  • Water Monitoring's Triple Threat: Bad Habits, Bad Readings, Bad Results

    When water and wastewater plant operators can’t get accurate flow measurements or analytical readings — or lack confidence in their instruments’ readings — it creates challenges with the process. When substandard water goes to homes and causes a boil order, or discharge pollutes a lake or reservoir, the resulting bad press, fines, and potential lawsuits erode public confidence. Avoiding these kinds of problems is rooted in good preventive maintenance habits.

  • Sounding The Alarm On Silent Noncompliance

    Water and wastewater utility operators work diligently to operate within strict guidelines, ensuring their facilities are producing the best drinking water and highest quality effluent possible. Despite all their efforts, however, it can be easy to fall outside of regulatory compliance without even being aware. The key to avoiding problems like these is to understand how silent noncompliance can happen and knowing when to raise a red flag.

  • Installing Granular Activated Carbon Today To Prevent Regulatory Issues In The Future

    In 2010, Shelby County Water Services (SCWS) was planning for the future. With new regulations on the horizon, SCWS determined that the Talladega/Shelby water treatment plant in Shelby County, AL, needed more effective removal of disinfection byproducts (DBPs). Specifically, the treatment plant needed help complying with the U.S. EPA’s new Stage 2 Disinfection Byproduct Rule (DBPR).

  • Alaska WTP Takes Control Of Water Quality With UV254

    With the ongoing concern about water quality in Alaska, Philip Downing, the Remote Maintenance Worker for South East Alaska Regional Health Consortium, offered a new approach to a plant’s ability to continuously monitor and adjust treatment processes in response to changes in raw water quality.

DRINKING WATER ANALYSIS SOLUTIONS

  • AutoMate-Q40 Automated QuEChERS Sample Preparation Workstation

    The AutoMate-Q40 is a revolutionary system specifically designed and optimized to automate the QuEChERS sample preparation workflow.

  • Application Note: Turbidity Monitoring In Drinking Water Treatment Plants

    Turbidity, or the relative clarity of a liquid (in this case drinking water), is caused by the presence of microscopic particles such as clay, silt, or other fine undissolved matter

  • The Basics: Keeping Our Water Clean Requires Monitoring

    Keeping the water in our lakes, rivers, and streams clean requires monitoring of water quality at many points as it gradually makes its way from its source to our oceans. Over the years ever increasing environmental concerns and regulations have heightened the need for increased diligence and tighter restrictions on wastewater quality.

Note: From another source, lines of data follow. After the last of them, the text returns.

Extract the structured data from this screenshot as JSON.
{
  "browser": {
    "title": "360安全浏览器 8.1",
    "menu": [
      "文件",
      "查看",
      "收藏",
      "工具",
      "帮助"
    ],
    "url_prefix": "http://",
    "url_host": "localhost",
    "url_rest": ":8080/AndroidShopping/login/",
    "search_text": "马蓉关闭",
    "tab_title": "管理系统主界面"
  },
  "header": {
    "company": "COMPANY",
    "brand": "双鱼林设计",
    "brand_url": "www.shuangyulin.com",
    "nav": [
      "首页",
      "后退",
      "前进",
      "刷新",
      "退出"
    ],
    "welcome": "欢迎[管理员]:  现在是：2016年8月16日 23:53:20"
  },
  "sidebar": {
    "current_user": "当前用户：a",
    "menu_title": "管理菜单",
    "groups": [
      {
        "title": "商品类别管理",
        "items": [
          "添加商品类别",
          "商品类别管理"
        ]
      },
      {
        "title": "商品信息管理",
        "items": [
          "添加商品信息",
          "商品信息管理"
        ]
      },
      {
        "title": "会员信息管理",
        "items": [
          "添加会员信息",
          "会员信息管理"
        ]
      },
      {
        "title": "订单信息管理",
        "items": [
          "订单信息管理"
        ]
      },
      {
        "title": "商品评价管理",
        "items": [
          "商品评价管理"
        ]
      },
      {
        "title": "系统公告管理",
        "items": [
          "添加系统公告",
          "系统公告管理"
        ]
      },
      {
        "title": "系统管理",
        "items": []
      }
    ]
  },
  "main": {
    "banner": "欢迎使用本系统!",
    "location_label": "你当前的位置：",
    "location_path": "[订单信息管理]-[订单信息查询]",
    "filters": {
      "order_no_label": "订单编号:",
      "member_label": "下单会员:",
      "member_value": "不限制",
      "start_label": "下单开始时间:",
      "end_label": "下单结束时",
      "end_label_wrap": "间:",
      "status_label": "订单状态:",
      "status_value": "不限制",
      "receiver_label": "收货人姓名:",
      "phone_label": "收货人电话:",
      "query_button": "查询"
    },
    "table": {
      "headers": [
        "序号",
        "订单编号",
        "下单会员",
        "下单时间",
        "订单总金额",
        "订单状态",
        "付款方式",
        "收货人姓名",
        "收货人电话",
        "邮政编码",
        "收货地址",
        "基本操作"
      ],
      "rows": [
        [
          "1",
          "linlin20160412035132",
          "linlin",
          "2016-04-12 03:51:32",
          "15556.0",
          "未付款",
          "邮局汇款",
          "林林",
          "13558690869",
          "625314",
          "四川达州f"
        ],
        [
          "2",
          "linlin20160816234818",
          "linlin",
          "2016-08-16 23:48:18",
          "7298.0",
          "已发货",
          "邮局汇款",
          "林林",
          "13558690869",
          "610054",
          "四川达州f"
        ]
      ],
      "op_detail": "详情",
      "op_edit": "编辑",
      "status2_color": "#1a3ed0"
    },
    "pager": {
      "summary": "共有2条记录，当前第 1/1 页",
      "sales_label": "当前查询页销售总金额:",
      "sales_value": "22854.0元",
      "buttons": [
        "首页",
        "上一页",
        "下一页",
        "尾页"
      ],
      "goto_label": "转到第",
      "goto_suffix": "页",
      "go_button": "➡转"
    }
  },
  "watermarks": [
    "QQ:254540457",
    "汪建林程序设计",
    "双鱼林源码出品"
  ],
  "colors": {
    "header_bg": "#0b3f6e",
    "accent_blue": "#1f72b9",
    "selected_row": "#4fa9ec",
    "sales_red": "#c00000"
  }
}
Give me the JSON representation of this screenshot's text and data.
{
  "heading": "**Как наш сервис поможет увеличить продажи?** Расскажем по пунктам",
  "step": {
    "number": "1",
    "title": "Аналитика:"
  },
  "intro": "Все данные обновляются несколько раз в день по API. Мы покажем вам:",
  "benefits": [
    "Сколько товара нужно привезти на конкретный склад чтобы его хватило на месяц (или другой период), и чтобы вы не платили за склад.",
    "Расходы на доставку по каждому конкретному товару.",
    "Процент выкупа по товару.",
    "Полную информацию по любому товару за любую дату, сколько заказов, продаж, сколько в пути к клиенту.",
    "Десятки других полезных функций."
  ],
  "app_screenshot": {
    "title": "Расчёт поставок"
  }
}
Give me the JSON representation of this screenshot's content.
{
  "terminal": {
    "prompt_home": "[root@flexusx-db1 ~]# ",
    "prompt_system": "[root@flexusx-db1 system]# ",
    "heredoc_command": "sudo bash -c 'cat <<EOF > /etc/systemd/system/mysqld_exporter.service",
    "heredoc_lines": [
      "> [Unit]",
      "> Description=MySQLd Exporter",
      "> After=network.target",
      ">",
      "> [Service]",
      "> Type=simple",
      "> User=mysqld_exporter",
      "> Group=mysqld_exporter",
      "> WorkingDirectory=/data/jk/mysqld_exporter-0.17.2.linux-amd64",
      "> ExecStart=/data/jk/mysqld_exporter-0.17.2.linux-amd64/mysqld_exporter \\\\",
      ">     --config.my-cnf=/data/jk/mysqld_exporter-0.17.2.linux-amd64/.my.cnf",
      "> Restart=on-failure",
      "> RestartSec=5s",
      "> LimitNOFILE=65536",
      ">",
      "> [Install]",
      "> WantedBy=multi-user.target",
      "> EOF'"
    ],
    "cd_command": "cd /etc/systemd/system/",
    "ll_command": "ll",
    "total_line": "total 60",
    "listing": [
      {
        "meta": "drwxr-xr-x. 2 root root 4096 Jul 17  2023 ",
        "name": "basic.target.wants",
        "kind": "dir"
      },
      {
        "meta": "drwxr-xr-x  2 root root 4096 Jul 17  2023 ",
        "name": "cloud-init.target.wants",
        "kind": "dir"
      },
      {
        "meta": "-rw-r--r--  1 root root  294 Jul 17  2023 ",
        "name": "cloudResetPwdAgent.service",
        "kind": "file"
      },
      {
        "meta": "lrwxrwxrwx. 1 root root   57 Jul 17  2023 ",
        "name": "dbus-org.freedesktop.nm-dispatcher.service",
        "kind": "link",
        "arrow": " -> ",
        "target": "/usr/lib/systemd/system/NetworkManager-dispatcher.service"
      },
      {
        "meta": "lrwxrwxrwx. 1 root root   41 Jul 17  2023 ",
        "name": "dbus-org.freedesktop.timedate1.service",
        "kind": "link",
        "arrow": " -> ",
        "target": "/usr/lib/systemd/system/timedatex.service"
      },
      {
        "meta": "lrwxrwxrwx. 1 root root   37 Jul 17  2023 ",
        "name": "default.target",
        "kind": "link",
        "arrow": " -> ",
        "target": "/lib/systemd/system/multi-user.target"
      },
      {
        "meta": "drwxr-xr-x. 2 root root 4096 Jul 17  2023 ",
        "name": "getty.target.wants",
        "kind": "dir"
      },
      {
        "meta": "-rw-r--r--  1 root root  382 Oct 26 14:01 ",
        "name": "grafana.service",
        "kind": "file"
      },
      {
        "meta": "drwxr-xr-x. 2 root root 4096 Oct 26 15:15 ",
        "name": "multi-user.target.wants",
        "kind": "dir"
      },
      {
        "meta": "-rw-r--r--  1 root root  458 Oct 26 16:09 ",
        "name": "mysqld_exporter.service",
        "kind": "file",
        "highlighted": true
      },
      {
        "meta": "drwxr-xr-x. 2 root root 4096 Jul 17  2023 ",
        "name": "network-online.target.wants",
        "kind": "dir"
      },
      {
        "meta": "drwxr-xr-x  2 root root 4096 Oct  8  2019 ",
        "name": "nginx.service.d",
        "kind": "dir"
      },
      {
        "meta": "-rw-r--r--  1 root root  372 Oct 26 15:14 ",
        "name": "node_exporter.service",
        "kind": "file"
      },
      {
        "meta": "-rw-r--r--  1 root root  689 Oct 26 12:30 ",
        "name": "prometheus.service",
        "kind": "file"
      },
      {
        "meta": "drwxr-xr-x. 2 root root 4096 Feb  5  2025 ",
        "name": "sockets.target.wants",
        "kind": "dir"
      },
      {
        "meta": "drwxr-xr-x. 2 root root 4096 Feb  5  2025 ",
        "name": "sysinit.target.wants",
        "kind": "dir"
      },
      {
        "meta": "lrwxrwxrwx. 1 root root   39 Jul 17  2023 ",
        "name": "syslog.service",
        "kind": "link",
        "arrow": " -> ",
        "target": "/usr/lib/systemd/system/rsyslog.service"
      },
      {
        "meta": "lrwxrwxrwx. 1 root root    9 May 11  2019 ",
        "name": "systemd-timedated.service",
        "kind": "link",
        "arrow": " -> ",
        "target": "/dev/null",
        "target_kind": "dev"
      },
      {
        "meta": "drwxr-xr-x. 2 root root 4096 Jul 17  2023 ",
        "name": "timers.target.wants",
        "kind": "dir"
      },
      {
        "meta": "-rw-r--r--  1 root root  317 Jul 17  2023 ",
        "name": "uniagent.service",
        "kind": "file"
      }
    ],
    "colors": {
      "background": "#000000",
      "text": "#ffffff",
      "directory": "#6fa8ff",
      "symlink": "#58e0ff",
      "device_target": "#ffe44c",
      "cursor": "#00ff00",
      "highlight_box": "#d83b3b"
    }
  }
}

  • Dissolved Oxygen Measurement

    One of the most important measurements in the determination of the health of a body of water is its dissolved oxygen content. The quantity of dissolved oxygen in water is normally expressed in parts per million (ppm) by weight and is due to the solubility of oxygen from the atmosphere around us.

  • The Basics: Monitoring Deionized Water

    Years ago, high purity water was used only in limited applications. Today, deionized (Dl) water has become an essential ingredient in hundreds of applications including: medical, laboratory, pharmaceutical, cosmetics, electronics manufacturing, food processing, plating, countless industrial processes, and even the final rinse at the local car wash.

DRINKING WATER ANALYSIS VIDEOS

Turbidity spike? Or just air bubbles? A well designed degasser can increase confidence in your Turbidity analyzer. See how SWAN addresses this common water treatment problem.